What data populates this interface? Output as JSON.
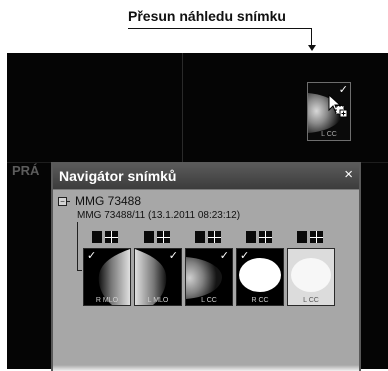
{
  "annotation": {
    "text": "Přesun náhledu snímku"
  },
  "viewer": {
    "ghost_label": "PRÁ",
    "dragged_thumbnail": {
      "label": "L CC",
      "checked": true
    }
  },
  "dialog": {
    "title": "Navigátor snímků",
    "close_glyph": "×",
    "tree": {
      "toggle_glyph": "−",
      "patient": "MMG 73488",
      "study": "MMG 73488/11 (13.1.2011 08:23:12)"
    },
    "thumbnails": [
      {
        "label": "R MLO",
        "checked": true,
        "check_side": "left"
      },
      {
        "label": "L MLO",
        "checked": true,
        "check_side": "right"
      },
      {
        "label": "L CC",
        "checked": true,
        "check_side": "right"
      },
      {
        "label": "R CC",
        "checked": true,
        "check_side": "left"
      },
      {
        "label": "L CC",
        "checked": false,
        "check_side": "left"
      }
    ]
  },
  "colors": {
    "viewer_background": "#050505",
    "dialog_background": "#a7a7a7",
    "titlebar": "#4a4a4a"
  },
  "icons": [
    "check-icon",
    "close-icon",
    "cursor-arrow-icon",
    "tree-collapse-icon",
    "layout-single-icon",
    "layout-quad-icon"
  ]
}
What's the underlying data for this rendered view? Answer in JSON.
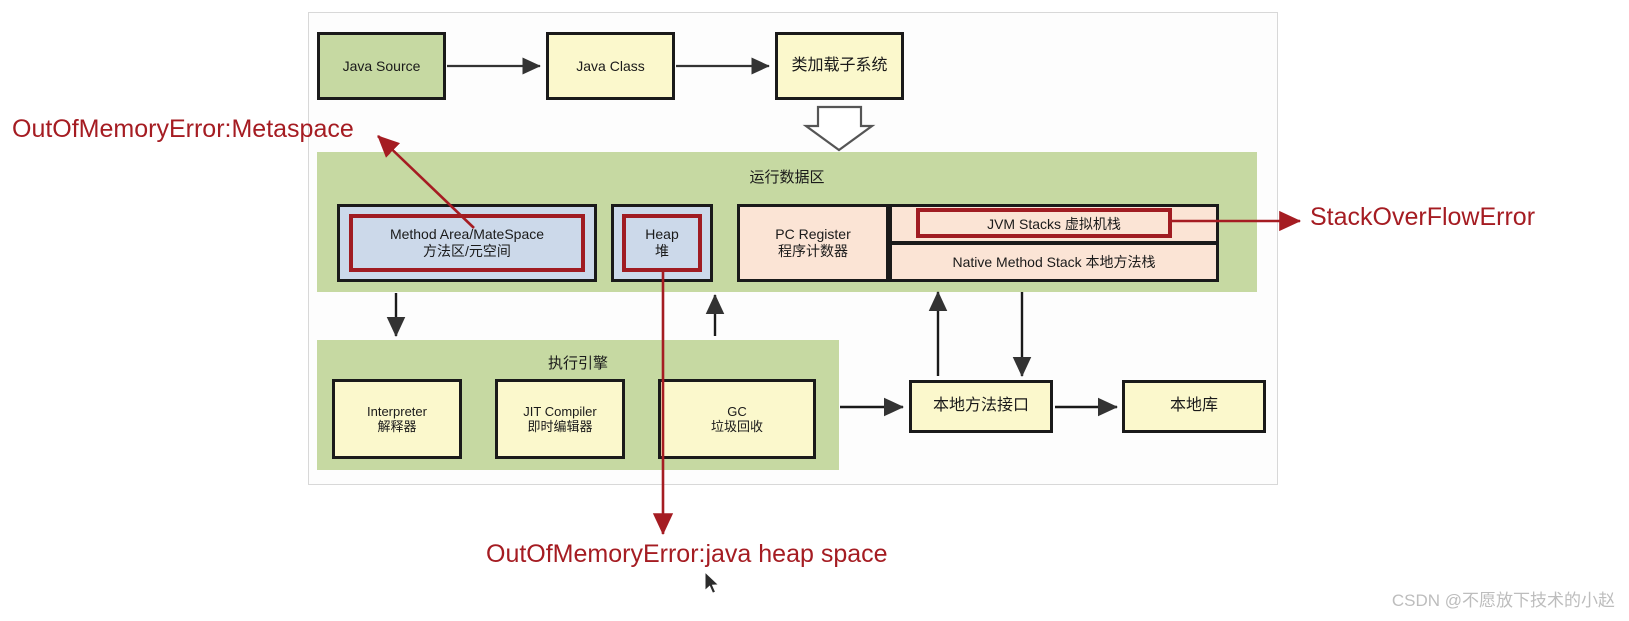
{
  "diagram": {
    "title_hidden": "JVM Architecture Diagram",
    "pipeline": [
      {
        "id": "java-source",
        "label": "Java Source",
        "label2": ""
      },
      {
        "id": "java-class",
        "label": "Java Class",
        "label2": ""
      },
      {
        "id": "class-loader",
        "label": "类加载子系统",
        "label2": ""
      }
    ],
    "runtime_area": {
      "title": "运行数据区",
      "method_area": {
        "l1": "Method Area/MateSpace",
        "l2": "方法区/元空间"
      },
      "heap": {
        "l1": "Heap",
        "l2": "堆"
      },
      "pc_register": {
        "l1": "PC Register",
        "l2": "程序计数器"
      },
      "jvm_stacks": {
        "l1": "JVM Stacks 虚拟机栈",
        "l2": ""
      },
      "native_method_stack": {
        "l1": "Native Method Stack 本地方法栈",
        "l2": ""
      }
    },
    "execution_engine": {
      "title": "执行引擎",
      "interpreter": {
        "l1": "Interpreter",
        "l2": "解释器"
      },
      "jit_compiler": {
        "l1": "JIT Compiler",
        "l2": "即时编辑器"
      },
      "gc": {
        "l1": "GC",
        "l2": "垃圾回收"
      }
    },
    "native_interface": {
      "l1": "本地方法接口",
      "l2": ""
    },
    "native_library": {
      "l1": "本地库",
      "l2": ""
    },
    "annotations": {
      "metaspace_error": "OutOfMemoryError:Metaspace",
      "stackoverflow_error": "StackOverFlowError",
      "heap_error": "OutOfMemoryError:java heap space"
    },
    "watermark": "CSDN @不愿放下技术的小赵",
    "colors": {
      "green": "#c6d9a2",
      "yellow": "#fbf8cc",
      "blue": "#ccd9ea",
      "peach": "#fbe4d5",
      "annotation_red": "#a51c22",
      "frame_red": "#a01c22",
      "outline": "#1a1a1a"
    }
  }
}
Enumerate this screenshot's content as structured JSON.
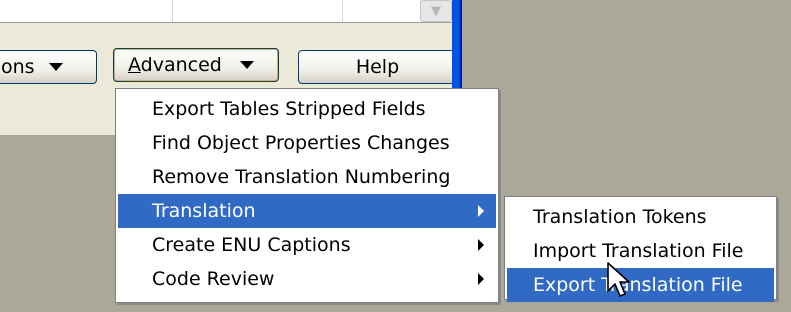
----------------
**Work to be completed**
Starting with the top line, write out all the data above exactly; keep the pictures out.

**Result of the task**
What data populates this interface? Output as JSON.
{
  "annotation": {
    "text": "Přesun náhledu snímku"
  },
  "viewer": {
    "ghost_label": "PRÁ",
    "dragged_thumbnail": {
      "label": "L CC",
      "checked": true
    }
  },
  "dialog": {
    "title": "Navigátor snímků",
    "close_glyph": "×",
    "tree": {
      "toggle_glyph": "−",
      "patient": "MMG 73488",
      "study": "MMG 73488/11 (13.1.2011 08:23:12)"
    },
    "thumbnails": [
      {
        "label": "R MLO",
        "checked": true,
        "check_side": "left"
      },
      {
        "label": "L MLO",
        "checked": true,
        "check_side": "right"
      },
      {
        "label": "L CC",
        "checked": true,
        "check_side": "right"
      },
      {
        "label": "R CC",
        "checked": true,
        "check_side": "left"
      },
      {
        "label": "L CC",
        "checked": false,
        "check_side": "left"
      }
    ]
  },
  "colors": {
    "viewer_background": "#050505",
    "dialog_background": "#a7a7a7",
    "titlebar": "#4a4a4a"
  },
  "icons": [
    "check-icon",
    "close-icon",
    "cursor-arrow-icon",
    "tree-collapse-icon",
    "layout-single-icon",
    "layout-quad-icon"
  ]
}
What's the underlying data for this rendered view? Answer in JSON.
{
  "diagram": {
    "title_hidden": "JVM Architecture Diagram",
    "pipeline": [
      {
        "id": "java-source",
        "label": "Java Source",
        "label2": ""
      },
      {
        "id": "java-class",
        "label": "Java Class",
        "label2": ""
      },
      {
        "id": "class-loader",
        "label": "类加载子系统",
        "label2": ""
      }
    ],
    "runtime_area": {
      "title": "运行数据区",
      "method_area": {
        "l1": "Method Area/MateSpace",
        "l2": "方法区/元空间"
      },
      "heap": {
        "l1": "Heap",
        "l2": "堆"
      },
      "pc_register": {
        "l1": "PC Register",
        "l2": "程序计数器"
      },
      "jvm_stacks": {
        "l1": "JVM Stacks 虚拟机栈",
        "l2": ""
      },
      "native_method_stack": {
        "l1": "Native Method Stack 本地方法栈",
        "l2": ""
      }
    },
    "execution_engine": {
      "title": "执行引擎",
      "interpreter": {
        "l1": "Interpreter",
        "l2": "解释器"
      },
      "jit_compiler": {
        "l1": "JIT Compiler",
        "l2": "即时编辑器"
      },
      "gc": {
        "l1": "GC",
        "l2": "垃圾回收"
      }
    },
    "native_interface": {
      "l1": "本地方法接口",
      "l2": ""
    },
    "native_library": {
      "l1": "本地库",
      "l2": ""
    },
    "annotations": {
      "metaspace_error": "OutOfMemoryError:Metaspace",
      "stackoverflow_error": "StackOverFlowError",
      "heap_error": "OutOfMemoryError:java heap space"
    },
    "watermark": "CSDN @不愿放下技术的小赵",
    "colors": {
      "green": "#c6d9a2",
      "yellow": "#fbf8cc",
      "blue": "#ccd9ea",
      "peach": "#fbe4d5",
      "annotation_red": "#a51c22",
      "frame_red": "#a01c22",
      "outline": "#1a1a1a"
    }
  }
}
Enumerate this screenshot's content as structured JSON.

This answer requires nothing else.